SUPPLIED DATA section start

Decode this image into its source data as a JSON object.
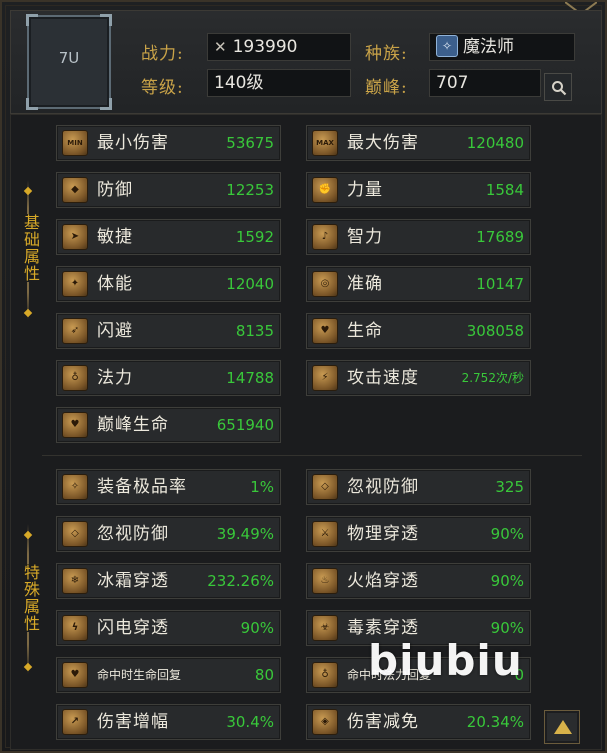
{
  "header": {
    "portrait_label": "7U",
    "power_label": "战力:",
    "power_value": "193990",
    "race_label": "种族:",
    "race_value": "魔法师",
    "level_label": "等级:",
    "level_value": "140级",
    "peak_label": "巅峰:",
    "peak_value": "707",
    "search_icon": "search-icon"
  },
  "sections": {
    "basic_label": "基础属性",
    "special_label": "特殊属性"
  },
  "basic_stats": [
    {
      "label": "最小伤害",
      "value": "53675",
      "icon": "min-damage-icon",
      "glyph": "MIN"
    },
    {
      "label": "最大伤害",
      "value": "120480",
      "icon": "max-damage-icon",
      "glyph": "MAX"
    },
    {
      "label": "防御",
      "value": "12253",
      "icon": "shield-icon",
      "glyph": "◆"
    },
    {
      "label": "力量",
      "value": "1584",
      "icon": "fist-icon",
      "glyph": "✊"
    },
    {
      "label": "敏捷",
      "value": "1592",
      "icon": "boot-icon",
      "glyph": "➤"
    },
    {
      "label": "智力",
      "value": "17689",
      "icon": "staff-icon",
      "glyph": "♪"
    },
    {
      "label": "体能",
      "value": "12040",
      "icon": "muscle-icon",
      "glyph": "✦"
    },
    {
      "label": "准确",
      "value": "10147",
      "icon": "target-icon",
      "glyph": "◎"
    },
    {
      "label": "闪避",
      "value": "8135",
      "icon": "dodge-icon",
      "glyph": "➶"
    },
    {
      "label": "生命",
      "value": "308058",
      "icon": "heart-icon",
      "glyph": "♥"
    },
    {
      "label": "法力",
      "value": "14788",
      "icon": "potion-icon",
      "glyph": "♁"
    },
    {
      "label": "攻击速度",
      "value": "2.752次/秒",
      "icon": "attack-speed-icon",
      "glyph": "⚡"
    },
    {
      "label": "巅峰生命",
      "value": "651940",
      "icon": "peak-heart-icon",
      "glyph": "♥"
    }
  ],
  "special_stats": [
    {
      "label": "装备极品率",
      "value": "1%",
      "icon": "gear-quality-icon",
      "glyph": "✧"
    },
    {
      "label": "忽视防御",
      "value": "325",
      "icon": "ignore-defense-icon",
      "glyph": "◇"
    },
    {
      "label": "忽视防御",
      "value": "39.49%",
      "icon": "ignore-defense-percent-icon",
      "glyph": "◇"
    },
    {
      "label": "物理穿透",
      "value": "90%",
      "icon": "physical-pierce-icon",
      "glyph": "⚔"
    },
    {
      "label": "冰霜穿透",
      "value": "232.26%",
      "icon": "frost-pierce-icon",
      "glyph": "❄"
    },
    {
      "label": "火焰穿透",
      "value": "90%",
      "icon": "fire-pierce-icon",
      "glyph": "♨"
    },
    {
      "label": "闪电穿透",
      "value": "90%",
      "icon": "lightning-pierce-icon",
      "glyph": "ϟ"
    },
    {
      "label": "毒素穿透",
      "value": "90%",
      "icon": "poison-pierce-icon",
      "glyph": "☣"
    },
    {
      "label": "命中时生命回复",
      "value": "80",
      "icon": "lifesteal-icon",
      "glyph": "♥"
    },
    {
      "label": "命中时法力回复",
      "value": "0",
      "icon": "manasteal-icon",
      "glyph": "♁"
    },
    {
      "label": "伤害增幅",
      "value": "30.4%",
      "icon": "damage-boost-icon",
      "glyph": "↗"
    },
    {
      "label": "伤害减免",
      "value": "20.34%",
      "icon": "damage-reduce-icon",
      "glyph": "◈"
    }
  ],
  "watermark": "biubiu",
  "colors": {
    "gold": "#c9a348",
    "value_green": "#39c83a",
    "label": "#ece8dc"
  }
}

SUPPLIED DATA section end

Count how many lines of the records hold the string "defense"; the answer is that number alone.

OUTPUT OF THE EXERCISE: 2